What you are asked to do. Retype everything in the entries that follow, exactly as shown.

Input: Begin

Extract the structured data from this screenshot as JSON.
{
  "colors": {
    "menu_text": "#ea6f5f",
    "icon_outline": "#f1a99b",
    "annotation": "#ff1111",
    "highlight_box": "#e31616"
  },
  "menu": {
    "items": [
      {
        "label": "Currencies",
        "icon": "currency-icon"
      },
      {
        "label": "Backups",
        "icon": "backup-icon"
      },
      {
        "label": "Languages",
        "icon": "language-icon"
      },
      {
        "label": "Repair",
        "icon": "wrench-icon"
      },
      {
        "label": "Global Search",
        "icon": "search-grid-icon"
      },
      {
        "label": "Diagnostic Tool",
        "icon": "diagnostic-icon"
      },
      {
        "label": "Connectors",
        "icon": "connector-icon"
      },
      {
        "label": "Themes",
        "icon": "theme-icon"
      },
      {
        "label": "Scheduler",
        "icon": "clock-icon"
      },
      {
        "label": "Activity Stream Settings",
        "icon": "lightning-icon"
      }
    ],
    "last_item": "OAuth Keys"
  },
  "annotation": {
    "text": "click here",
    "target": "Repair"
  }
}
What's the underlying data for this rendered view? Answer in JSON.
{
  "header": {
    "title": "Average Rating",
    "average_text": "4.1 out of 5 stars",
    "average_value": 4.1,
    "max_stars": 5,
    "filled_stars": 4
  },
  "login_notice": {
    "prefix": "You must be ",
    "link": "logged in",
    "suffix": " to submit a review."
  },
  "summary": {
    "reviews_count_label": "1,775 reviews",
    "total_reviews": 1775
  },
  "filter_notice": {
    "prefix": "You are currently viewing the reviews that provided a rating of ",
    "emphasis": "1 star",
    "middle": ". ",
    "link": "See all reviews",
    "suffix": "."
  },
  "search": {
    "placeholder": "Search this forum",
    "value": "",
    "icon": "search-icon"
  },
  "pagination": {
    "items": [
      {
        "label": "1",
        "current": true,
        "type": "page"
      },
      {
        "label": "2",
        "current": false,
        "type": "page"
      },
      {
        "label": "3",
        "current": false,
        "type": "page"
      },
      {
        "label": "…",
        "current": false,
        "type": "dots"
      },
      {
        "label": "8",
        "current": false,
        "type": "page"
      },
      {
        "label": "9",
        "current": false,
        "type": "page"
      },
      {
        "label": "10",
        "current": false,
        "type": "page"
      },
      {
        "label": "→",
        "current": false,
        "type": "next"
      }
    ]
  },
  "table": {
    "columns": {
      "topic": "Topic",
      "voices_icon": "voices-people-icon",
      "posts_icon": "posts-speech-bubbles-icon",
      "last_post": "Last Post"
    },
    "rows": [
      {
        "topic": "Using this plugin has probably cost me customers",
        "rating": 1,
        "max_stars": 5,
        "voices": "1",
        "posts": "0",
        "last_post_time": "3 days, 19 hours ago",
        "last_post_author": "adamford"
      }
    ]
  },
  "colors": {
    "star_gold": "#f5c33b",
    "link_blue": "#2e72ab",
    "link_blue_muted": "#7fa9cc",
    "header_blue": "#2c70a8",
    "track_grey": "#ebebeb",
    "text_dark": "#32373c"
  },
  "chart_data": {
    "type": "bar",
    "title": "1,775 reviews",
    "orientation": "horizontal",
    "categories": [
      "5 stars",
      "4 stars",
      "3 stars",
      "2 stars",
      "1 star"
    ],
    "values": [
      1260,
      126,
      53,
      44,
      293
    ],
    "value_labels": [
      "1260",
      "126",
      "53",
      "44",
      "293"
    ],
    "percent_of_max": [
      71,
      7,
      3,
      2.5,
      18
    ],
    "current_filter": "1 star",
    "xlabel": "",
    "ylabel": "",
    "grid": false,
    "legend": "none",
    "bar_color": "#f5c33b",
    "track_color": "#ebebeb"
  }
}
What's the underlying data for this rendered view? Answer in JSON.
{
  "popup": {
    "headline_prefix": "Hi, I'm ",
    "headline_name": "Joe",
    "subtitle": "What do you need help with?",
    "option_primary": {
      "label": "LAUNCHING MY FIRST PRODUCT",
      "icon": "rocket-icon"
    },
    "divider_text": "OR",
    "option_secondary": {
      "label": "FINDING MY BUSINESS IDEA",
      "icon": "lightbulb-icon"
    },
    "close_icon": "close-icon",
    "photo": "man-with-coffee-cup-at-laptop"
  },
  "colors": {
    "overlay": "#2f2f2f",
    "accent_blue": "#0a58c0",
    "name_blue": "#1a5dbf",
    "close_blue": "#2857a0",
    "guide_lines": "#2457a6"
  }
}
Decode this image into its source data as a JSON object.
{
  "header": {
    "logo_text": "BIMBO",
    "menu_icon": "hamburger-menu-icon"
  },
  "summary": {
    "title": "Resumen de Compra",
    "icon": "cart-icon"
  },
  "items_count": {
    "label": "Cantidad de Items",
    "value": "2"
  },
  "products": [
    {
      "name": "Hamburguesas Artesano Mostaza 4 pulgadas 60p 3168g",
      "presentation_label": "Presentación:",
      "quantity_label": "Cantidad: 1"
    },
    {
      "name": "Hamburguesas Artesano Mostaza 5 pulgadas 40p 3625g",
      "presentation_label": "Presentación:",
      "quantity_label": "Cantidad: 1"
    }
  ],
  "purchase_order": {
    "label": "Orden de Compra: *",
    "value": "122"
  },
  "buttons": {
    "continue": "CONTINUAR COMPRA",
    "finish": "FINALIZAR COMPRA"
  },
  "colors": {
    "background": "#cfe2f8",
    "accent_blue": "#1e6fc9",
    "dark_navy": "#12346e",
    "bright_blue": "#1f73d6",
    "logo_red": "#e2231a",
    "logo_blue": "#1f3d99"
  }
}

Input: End

Task response.
Extract the structured data from this screenshot as JSON.
{
  "colors": {
    "menu_text": "#ea6f5f",
    "icon_outline": "#f1a99b",
    "annotation": "#ff1111",
    "highlight_box": "#e31616"
  },
  "menu": {
    "items": [
      {
        "label": "Currencies",
        "icon": "currency-icon"
      },
      {
        "label": "Backups",
        "icon": "backup-icon"
      },
      {
        "label": "Languages",
        "icon": "language-icon"
      },
      {
        "label": "Repair",
        "icon": "wrench-icon"
      },
      {
        "label": "Global Search",
        "icon": "search-grid-icon"
      },
      {
        "label": "Diagnostic Tool",
        "icon": "diagnostic-icon"
      },
      {
        "label": "Connectors",
        "icon": "connector-icon"
      },
      {
        "label": "Themes",
        "icon": "theme-icon"
      },
      {
        "label": "Scheduler",
        "icon": "clock-icon"
      },
      {
        "label": "Activity Stream Settings",
        "icon": "lightning-icon"
      }
    ],
    "last_item": "OAuth Keys"
  },
  "annotation": {
    "text": "click here",
    "target": "Repair"
  }
}
What's the underlying data for this rendered view? Answer in JSON.
{
  "header": {
    "title": "Average Rating",
    "average_text": "4.1 out of 5 stars",
    "average_value": 4.1,
    "max_stars": 5,
    "filled_stars": 4
  },
  "login_notice": {
    "prefix": "You must be ",
    "link": "logged in",
    "suffix": " to submit a review."
  },
  "summary": {
    "reviews_count_label": "1,775 reviews",
    "total_reviews": 1775
  },
  "filter_notice": {
    "prefix": "You are currently viewing the reviews that provided a rating of ",
    "emphasis": "1 star",
    "middle": ". ",
    "link": "See all reviews",
    "suffix": "."
  },
  "search": {
    "placeholder": "Search this forum",
    "value": "",
    "icon": "search-icon"
  },
  "pagination": {
    "items": [
      {
        "label": "1",
        "current": true,
        "type": "page"
      },
      {
        "label": "2",
        "current": false,
        "type": "page"
      },
      {
        "label": "3",
        "current": false,
        "type": "page"
      },
      {
        "label": "…",
        "current": false,
        "type": "dots"
      },
      {
        "label": "8",
        "current": false,
        "type": "page"
      },
      {
        "label": "9",
        "current": false,
        "type": "page"
      },
      {
        "label": "10",
        "current": false,
        "type": "page"
      },
      {
        "label": "→",
        "current": false,
        "type": "next"
      }
    ]
  },
  "table": {
    "columns": {
      "topic": "Topic",
      "voices_icon": "voices-people-icon",
      "posts_icon": "posts-speech-bubbles-icon",
      "last_post": "Last Post"
    },
    "rows": [
      {
        "topic": "Using this plugin has probably cost me customers",
        "rating": 1,
        "max_stars": 5,
        "voices": "1",
        "posts": "0",
        "last_post_time": "3 days, 19 hours ago",
        "last_post_author": "adamford"
      }
    ]
  },
  "colors": {
    "star_gold": "#f5c33b",
    "link_blue": "#2e72ab",
    "link_blue_muted": "#7fa9cc",
    "header_blue": "#2c70a8",
    "track_grey": "#ebebeb",
    "text_dark": "#32373c"
  },
  "chart_data": {
    "type": "bar",
    "title": "1,775 reviews",
    "orientation": "horizontal",
    "categories": [
      "5 stars",
      "4 stars",
      "3 stars",
      "2 stars",
      "1 star"
    ],
    "values": [
      1260,
      126,
      53,
      44,
      293
    ],
    "value_labels": [
      "1260",
      "126",
      "53",
      "44",
      "293"
    ],
    "percent_of_max": [
      71,
      7,
      3,
      2.5,
      18
    ],
    "current_filter": "1 star",
    "xlabel": "",
    "ylabel": "",
    "grid": false,
    "legend": "none",
    "bar_color": "#f5c33b",
    "track_color": "#ebebeb"
  }
}
What's the underlying data for this rendered view? Answer in JSON.
{
  "popup": {
    "headline_prefix": "Hi, I'm ",
    "headline_name": "Joe",
    "subtitle": "What do you need help with?",
    "option_primary": {
      "label": "LAUNCHING MY FIRST PRODUCT",
      "icon": "rocket-icon"
    },
    "divider_text": "OR",
    "option_secondary": {
      "label": "FINDING MY BUSINESS IDEA",
      "icon": "lightbulb-icon"
    },
    "close_icon": "close-icon",
    "photo": "man-with-coffee-cup-at-laptop"
  },
  "colors": {
    "overlay": "#2f2f2f",
    "accent_blue": "#0a58c0",
    "name_blue": "#1a5dbf",
    "close_blue": "#2857a0",
    "guide_lines": "#2457a6"
  }
}
Decode this image into its source data as a JSON object.
{
  "header": {
    "logo_text": "BIMBO",
    "menu_icon": "hamburger-menu-icon"
  },
  "summary": {
    "title": "Resumen de Compra",
    "icon": "cart-icon"
  },
  "items_count": {
    "label": "Cantidad de Items",
    "value": "2"
  },
  "products": [
    {
      "name": "Hamburguesas Artesano Mostaza 4 pulgadas 60p 3168g",
      "presentation_label": "Presentación:",
      "quantity_label": "Cantidad: 1"
    },
    {
      "name": "Hamburguesas Artesano Mostaza 5 pulgadas 40p 3625g",
      "presentation_label": "Presentación:",
      "quantity_label": "Cantidad: 1"
    }
  ],
  "purchase_order": {
    "label": "Orden de Compra: *",
    "value": "122"
  },
  "buttons": {
    "continue": "CONTINUAR COMPRA",
    "finish": "FINALIZAR COMPRA"
  },
  "colors": {
    "background": "#cfe2f8",
    "accent_blue": "#1e6fc9",
    "dark_navy": "#12346e",
    "bright_blue": "#1f73d6",
    "logo_red": "#e2231a",
    "logo_blue": "#1f3d99"
  }
}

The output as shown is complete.